Knee Arthritis is inflammation of one or more of your joints. Pain, swelling, and stiffness are the primary symptoms of arthritis. Any joint in the body may be affected by the disease, but it is particularly common in the knee. Knee arthritis can make it hard to do many everyday activities, such as walking or climbing stairs. It is a major cause of lost work time and a serious disability for many people.
The most common types of arthritis are osteoarthritis and rheumatoid arthritis, but there are more than 100 different forms. In 2012, more than 51 million people reported that they had been diagnosed with some form of arthritis, according to the National Health Interview Survey. While arthritis is mainly an adult disease, some forms affect children. Although there is no cure for arthritis, there are many treatment options available to help manage pain and keep people staying active.
Description of Knee Arthritis
The major types of arthritis that affect the knee are osteoarthritis, rheumatoid arthritis, and post traumatic arthritis.
Osteoarthritis is the most common form of knee arthritis. It is a degenerative,”wear-and-tear” type of arthritis that occurs most often in people 50 years of age and older, but may occur in younger people, too.
In osteoarthritis, the cartilage in the knee joint gradually wears away. As the cartilage wears away, it becomes frayed and rough, and the protective space between the bones decreases. This can result in bone rubbing on bone, and produce painful bone spurs.
Osteoarthritis develops slowly and the pain it causes worsens over time.
Rheumatoid arthritis is a chronic disease that attacks multiple joints throughout the body, including the knee joint. It is symmetrical, meaning that it usually affects the same joint on both sides of the body.
In rheumatoid arthritis the synovial membrane that covers the knee joint begins to swell, This results in knee pain and stiffness.
Rheumatoid arthritis is an autoimmune disease. This means that the immune system attacks its own tissues. The immune system damages normal tissue (such as cartilage and ligaments) and softens the bone.
Post traumatic knee arthritis is form of arthritis that develops after an injury to the knee. For example, a broken bone may damage the joint surface and lead to arthritis years after the injury. Meniscal tears and ligament injuries can cause instability and additional wear on the knee joint, which over time can result in arthritis.
Symptoms of Knee Arthritis
A knee joint affected by arthritis may be painful and inflamed. Generally, the pain develops gradually over time, although sudden onset is also possible. There are other symptoms, as well:
> The joint may become stiff and swollen, making it difficult to bend and straighten the knee.
> Pain and swelling may be worse in the morning, or after sitting or resting.
> Vigorous activity may cause pain to flare up.

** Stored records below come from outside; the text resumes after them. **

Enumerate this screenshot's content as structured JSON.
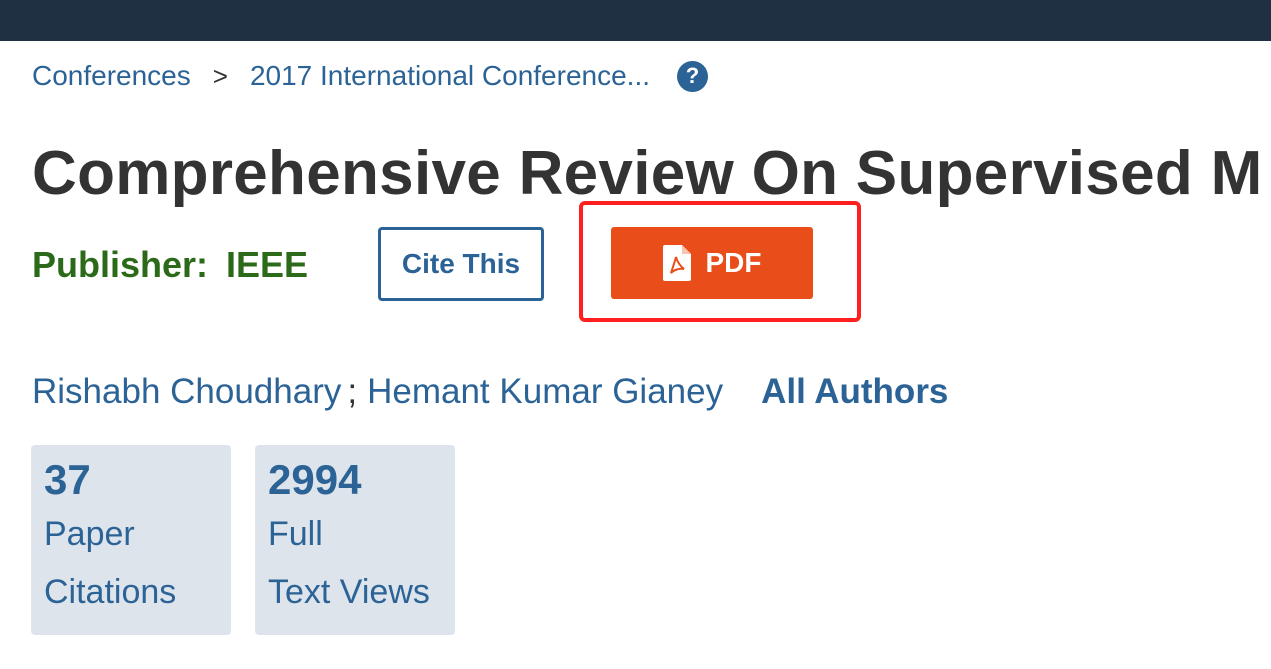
{
  "breadcrumb": {
    "items": [
      "Conferences",
      "2017 International Conference..."
    ],
    "separator": ">",
    "help_icon": "?"
  },
  "article": {
    "title": "Comprehensive Review On Supervised M",
    "publisher_label": "Publisher:",
    "publisher_value": "IEEE"
  },
  "actions": {
    "cite_label": "Cite This",
    "pdf_label": "PDF"
  },
  "authors": {
    "list": [
      "Rishabh Choudhary",
      "Hemant Kumar Gianey"
    ],
    "separator": ";",
    "all_label": "All Authors"
  },
  "metrics": [
    {
      "value": "37",
      "line1": "Paper",
      "line2": "Citations"
    },
    {
      "value": "2994",
      "line1": "Full",
      "line2": "Text Views"
    }
  ],
  "colors": {
    "topbar": "#1f3042",
    "link": "#2c6396",
    "publisher": "#2b6a19",
    "pdf_button": "#e84d1a",
    "highlight": "#ff1f1f",
    "metric_bg": "#dde4eb"
  }
}
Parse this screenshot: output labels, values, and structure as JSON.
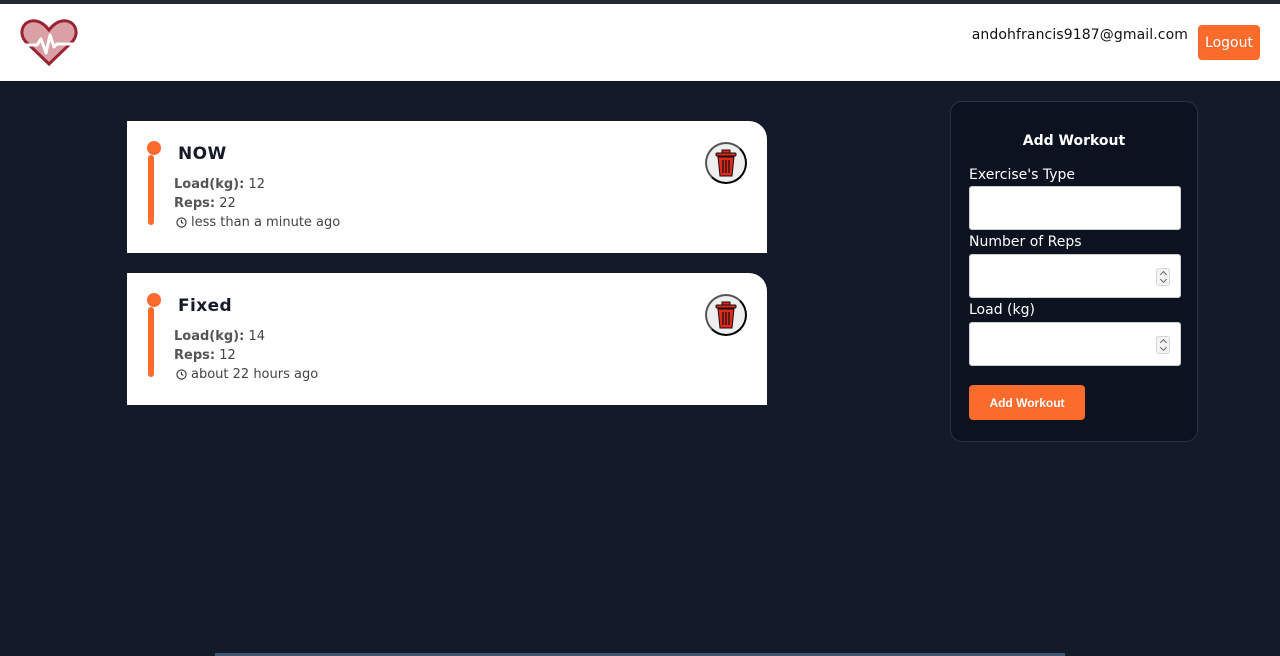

> Loose fragments of cartilage and other tissue can interfere with the smooth motion of joints. The knee may “lock” or “stick” during movement. It may creak, click, snap or make a grinding noise (crepitus).
> Pain may cause a feeling of weakness or buckling in the knee.
> Many people with arthritis note increased joint pain with rainy weather.
**Call the office of Dr. Darren Keiser to set up an appointment